Tinderbox isn't yet groupware  10/21/04

Tinderbox is designed as a single-user application, and the awkwardness of trying to make it work as groupware is extremely frustrating considering the potential of the completely imaginary Tinderbox Server (which I will call Tinderboxen). I am amazed at many aspects of Tinderbox (and will be posting on them), but this frustrated me-- because I want it to be better still, not because it is broken.

Tinderbox would need a lot of work to facilitate sharing and groupwork. There's no client/server architecture available for it such as you find with FileMaker. There's no way to work with Tinderbox data except through Tinderbox, such as the clients-and-webform model of LiveJournal that makes groupwork across networks or platforms possible. There would need to be more integrated wizards that would help get users to where they wanted to go in the UI or data

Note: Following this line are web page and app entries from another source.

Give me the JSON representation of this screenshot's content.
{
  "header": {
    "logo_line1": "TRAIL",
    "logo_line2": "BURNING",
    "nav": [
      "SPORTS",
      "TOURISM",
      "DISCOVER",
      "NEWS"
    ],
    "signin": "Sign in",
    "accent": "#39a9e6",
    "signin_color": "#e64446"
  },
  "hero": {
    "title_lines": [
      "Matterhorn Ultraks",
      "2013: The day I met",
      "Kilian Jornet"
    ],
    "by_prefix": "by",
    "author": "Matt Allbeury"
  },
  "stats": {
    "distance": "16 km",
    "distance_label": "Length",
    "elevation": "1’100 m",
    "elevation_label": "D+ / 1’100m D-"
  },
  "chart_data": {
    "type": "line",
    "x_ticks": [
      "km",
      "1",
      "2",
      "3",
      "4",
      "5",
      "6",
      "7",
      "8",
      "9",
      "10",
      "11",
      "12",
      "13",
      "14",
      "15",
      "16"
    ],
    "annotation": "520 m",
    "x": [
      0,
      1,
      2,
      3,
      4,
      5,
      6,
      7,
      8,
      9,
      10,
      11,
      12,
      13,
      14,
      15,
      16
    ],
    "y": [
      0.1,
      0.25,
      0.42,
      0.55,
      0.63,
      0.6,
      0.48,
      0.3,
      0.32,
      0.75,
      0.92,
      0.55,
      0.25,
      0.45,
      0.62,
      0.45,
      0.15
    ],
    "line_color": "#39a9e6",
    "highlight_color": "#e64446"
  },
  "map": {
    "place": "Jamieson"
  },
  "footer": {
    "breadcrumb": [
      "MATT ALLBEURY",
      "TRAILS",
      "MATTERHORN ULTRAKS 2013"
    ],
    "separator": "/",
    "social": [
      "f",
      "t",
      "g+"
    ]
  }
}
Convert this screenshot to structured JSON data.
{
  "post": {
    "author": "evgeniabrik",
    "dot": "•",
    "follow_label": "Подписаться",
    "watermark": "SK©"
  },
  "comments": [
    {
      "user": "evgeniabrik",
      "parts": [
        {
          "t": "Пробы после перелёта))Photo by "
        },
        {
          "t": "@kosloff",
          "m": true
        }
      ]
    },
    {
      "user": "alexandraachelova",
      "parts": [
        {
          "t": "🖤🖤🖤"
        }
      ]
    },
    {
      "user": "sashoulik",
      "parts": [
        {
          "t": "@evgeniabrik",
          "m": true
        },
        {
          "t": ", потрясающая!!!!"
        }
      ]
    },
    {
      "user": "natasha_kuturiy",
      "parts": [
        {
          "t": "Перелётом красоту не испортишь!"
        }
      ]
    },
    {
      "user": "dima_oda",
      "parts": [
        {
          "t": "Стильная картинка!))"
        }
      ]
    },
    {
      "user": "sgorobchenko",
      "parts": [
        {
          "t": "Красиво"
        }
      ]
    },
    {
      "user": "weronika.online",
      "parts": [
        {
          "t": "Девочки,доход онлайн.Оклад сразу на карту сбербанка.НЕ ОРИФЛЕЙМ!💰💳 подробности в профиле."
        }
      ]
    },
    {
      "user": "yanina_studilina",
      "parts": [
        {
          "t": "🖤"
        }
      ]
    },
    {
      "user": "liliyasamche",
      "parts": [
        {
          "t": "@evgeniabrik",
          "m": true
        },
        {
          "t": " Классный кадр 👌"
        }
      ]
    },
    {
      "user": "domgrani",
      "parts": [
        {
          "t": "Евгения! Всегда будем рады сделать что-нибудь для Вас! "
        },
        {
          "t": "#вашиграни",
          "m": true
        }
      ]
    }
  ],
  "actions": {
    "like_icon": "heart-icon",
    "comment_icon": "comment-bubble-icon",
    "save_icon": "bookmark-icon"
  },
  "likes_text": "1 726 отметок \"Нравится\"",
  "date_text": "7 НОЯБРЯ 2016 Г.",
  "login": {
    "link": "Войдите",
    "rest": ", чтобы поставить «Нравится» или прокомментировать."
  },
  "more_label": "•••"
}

There's also the more abstract issue of how to provide users other than the creator with easy entries into a Tinderbox file. With data that can be seen geographically, in outline form, as html, as text, or as a hierarchical chart, how do you communicate to a new user the structure of your particular file? There are rudimentary techniques for this such as "readme" notes and adornments, but these are cumbersome for trying to communicate an entire way of thinking-- and Tinderbox is flexible enough to accomodate extremely divergent tasks and ways of thinking.

At the same time, Tinderbox is almost there, and that proximity is agonizing. It stores data as xml, so the data structures are clean and accessible without proprietary closed-source markup. Other applications could work with the data. Tinderbox is great for seamlessly accomodating both live and static (archived) work, and has features built for workflow management. Recent versions of Tinderbox accomodate interactive wizards that could be the solution to the issue of paradigm-introduction. If I could share it, it would rock! (harder, that is)

An example of why it's so frustrating comes from a conversation with my girlfriend the other day. Her company is considering a production site for the show she's working on. Tinderbox could be great for this-- it would be part production blog, part static site, with FAQs and write-ins and enough other stuff that the organization and simplicity of Tinderbox would be an asset. The various staff members that might contribute wouldn't have to learn HTML or the structure of the site to provide content. The content would be abstracted and separated from the visual style (which the studio would likely want to have a say in) so that the design and copywriting for the project could proceed in parallel. It would accomodate funky HTML for those who want to use it, but would make the coding transparent to those who don't.

But to do this, they would have to get copies of Tinderbox for everyone who might contribute, or tie the project down to a single editing station. Tinderbox isn't very expensive as software goes, but it's really expensive if you might not use it. And then even if they got 15 copies they'd still have to pull a time-share on the data. If they could serve Tinderbox and have keyed licenses or the like, it would be the perfect tool. But, for now, sharing is a dealbreaker.